------ Exercise inputs ------

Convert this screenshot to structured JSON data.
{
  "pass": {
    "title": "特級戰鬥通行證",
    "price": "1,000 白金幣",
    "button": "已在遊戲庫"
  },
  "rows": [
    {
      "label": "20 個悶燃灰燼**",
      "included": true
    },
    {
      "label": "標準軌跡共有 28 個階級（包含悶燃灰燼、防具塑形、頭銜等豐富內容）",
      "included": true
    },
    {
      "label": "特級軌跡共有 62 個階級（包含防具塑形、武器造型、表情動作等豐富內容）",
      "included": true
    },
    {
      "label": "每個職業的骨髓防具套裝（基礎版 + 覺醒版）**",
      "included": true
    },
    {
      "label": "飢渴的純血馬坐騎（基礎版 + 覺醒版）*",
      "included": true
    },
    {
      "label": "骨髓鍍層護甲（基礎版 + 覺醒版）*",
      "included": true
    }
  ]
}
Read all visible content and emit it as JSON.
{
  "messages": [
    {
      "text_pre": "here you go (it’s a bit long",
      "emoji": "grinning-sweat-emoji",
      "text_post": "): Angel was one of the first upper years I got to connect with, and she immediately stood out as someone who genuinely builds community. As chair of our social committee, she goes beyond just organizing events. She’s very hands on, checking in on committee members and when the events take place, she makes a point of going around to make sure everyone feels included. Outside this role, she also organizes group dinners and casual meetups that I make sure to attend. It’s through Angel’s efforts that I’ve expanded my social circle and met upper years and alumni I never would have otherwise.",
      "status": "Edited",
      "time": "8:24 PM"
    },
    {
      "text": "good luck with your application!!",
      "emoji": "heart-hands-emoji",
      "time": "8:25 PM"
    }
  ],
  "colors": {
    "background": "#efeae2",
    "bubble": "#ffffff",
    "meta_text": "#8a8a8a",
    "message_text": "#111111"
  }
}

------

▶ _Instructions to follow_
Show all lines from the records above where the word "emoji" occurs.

▶ _Reply_
      "emoji": "grinning-sweat-emoji",
      "emoji": "heart-hands-emoji",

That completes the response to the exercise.